Strongly related to the issue of effectiveness is the idea of what constitutes a 'high performing' governing body, and whether it is possible to demonstrate any correlation between such a board and the overall performance of an HEI. In the private sector, high performing companies increasingly require high performing boards, and it is difficult to conceive of a board being held to be effective where a company is performing less than satisfactorily. However, in higher education it has been perfectly possible to have the situation where corporate governance has had little relationship to the efficiency and effectiveness of teaching and research. In such circumstances the case for enhancing governance in higher education ideally needs to be made not only on the basis of public accountability, but also by demonstrating the 'added value' to institutional performance that effective governance can bring.
There is a significant literature on board performance in both the private and public sectors, however, until recently there has been less research in relation to governing body effectiveness in higher education, and where it exists it has not been brought together in a convenient way for governors and senior managers to explore. This report seeks to provide that information.
Accordingly, although the appendices set out a wide range of data, the main part of this report is based upon a number of key existing sources. In particular:
- A study commissioned by CUC and the Leadership Foundation to provide data on governing body effectiveness in a sample of UK HEIs, which was undertaken by the Office of Public Management (OPM). This involved a survey of 27 sample HEIs and a more detailed review of governance in five case study universities. Their survey data is summarised in Section 2 and in Appendix A.
- Research by David Llewellyn on the role of the secretary of governing bodies, funded by the Leadership Foundation. Substantial parts of Llewellyn's work are included in this Report with his approval.
- Various publications of the CUC, including its Guide for governing body members and its Code of Governance, both produced in 2004 and influential in shaping subsequent interest in governance.
- A selective literature review on effective governance in higher education (both in the UK andoverseas), and in other sectors
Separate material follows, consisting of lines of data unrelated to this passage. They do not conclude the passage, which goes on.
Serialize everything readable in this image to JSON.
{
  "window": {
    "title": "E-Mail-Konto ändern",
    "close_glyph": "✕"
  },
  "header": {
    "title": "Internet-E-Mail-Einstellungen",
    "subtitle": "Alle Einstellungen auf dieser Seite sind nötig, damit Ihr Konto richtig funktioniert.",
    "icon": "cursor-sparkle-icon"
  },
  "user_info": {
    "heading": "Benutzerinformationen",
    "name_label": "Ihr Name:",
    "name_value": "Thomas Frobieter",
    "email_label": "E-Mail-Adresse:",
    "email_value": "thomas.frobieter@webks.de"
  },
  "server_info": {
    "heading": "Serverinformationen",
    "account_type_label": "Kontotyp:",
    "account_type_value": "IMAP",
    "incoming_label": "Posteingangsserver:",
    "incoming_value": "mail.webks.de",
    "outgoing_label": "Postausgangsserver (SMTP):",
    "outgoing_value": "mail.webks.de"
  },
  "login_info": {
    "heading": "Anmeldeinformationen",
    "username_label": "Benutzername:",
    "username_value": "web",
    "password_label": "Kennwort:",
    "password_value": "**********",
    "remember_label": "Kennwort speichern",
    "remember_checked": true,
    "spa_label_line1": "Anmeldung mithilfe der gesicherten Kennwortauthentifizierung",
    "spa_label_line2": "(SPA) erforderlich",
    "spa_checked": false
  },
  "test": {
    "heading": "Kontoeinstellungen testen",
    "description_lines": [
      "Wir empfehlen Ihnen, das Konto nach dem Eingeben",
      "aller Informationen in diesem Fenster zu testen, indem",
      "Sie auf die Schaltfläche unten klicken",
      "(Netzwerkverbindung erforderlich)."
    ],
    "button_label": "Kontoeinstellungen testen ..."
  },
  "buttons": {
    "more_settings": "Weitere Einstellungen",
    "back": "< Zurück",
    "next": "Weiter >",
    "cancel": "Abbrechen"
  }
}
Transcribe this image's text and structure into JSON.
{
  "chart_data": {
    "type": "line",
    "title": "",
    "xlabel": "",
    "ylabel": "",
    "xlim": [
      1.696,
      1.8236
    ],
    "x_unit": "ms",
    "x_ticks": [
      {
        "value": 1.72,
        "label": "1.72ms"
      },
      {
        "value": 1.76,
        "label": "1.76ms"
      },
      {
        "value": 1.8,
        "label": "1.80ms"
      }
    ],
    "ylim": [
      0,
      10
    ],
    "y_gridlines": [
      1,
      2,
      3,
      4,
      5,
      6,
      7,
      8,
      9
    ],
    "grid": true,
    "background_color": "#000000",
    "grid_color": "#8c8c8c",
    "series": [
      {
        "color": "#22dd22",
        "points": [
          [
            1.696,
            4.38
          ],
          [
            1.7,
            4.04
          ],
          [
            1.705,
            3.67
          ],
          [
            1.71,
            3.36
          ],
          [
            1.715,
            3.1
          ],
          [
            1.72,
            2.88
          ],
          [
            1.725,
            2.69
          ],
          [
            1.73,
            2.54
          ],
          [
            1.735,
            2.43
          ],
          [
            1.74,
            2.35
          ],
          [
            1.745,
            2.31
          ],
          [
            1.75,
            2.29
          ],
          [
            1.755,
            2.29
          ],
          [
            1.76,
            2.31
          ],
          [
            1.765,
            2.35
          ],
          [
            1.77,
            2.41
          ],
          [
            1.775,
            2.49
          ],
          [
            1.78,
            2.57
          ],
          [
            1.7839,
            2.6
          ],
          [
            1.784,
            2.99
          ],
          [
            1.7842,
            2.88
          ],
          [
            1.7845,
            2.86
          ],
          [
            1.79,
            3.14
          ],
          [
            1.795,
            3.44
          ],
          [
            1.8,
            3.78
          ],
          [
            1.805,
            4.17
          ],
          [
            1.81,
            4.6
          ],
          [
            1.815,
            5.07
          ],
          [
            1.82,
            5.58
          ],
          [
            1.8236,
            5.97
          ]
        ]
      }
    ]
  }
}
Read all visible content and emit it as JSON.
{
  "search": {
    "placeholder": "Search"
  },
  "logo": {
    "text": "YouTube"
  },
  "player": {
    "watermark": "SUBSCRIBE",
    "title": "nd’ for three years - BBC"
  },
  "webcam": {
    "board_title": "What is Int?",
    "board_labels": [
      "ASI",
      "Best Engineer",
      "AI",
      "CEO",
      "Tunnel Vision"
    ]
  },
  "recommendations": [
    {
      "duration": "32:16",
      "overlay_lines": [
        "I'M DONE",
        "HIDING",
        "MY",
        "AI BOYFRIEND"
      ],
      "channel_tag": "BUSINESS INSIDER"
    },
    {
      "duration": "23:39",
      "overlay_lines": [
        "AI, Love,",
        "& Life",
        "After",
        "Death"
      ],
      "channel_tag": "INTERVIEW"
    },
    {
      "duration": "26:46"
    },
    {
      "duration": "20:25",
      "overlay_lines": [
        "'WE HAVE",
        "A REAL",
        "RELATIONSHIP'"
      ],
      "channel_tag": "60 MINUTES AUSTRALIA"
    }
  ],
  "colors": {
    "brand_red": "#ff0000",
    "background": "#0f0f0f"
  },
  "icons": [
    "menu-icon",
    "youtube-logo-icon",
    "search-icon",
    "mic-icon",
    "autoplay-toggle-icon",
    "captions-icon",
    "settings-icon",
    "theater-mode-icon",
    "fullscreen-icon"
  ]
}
The Report is arranged so that readers may 'dip' into those sections which interest them most. Section 2 summarises research data (including that from OPM) on the current state of governance in HEIs, and is the foundation for everything which follows. Section 3 identifies what can be learnt from governance in other sectors, and also introduces some existing ways of conceptualising governance. Experienced governors might wish to omit this section. Section 4 presents an approach to identifying effective governance in HEIs, and determining how the added value of governing bodies can be assessed. Analysis of the OPM survey data and a literature review are provided in Appendices A and B for those readers who wish more information.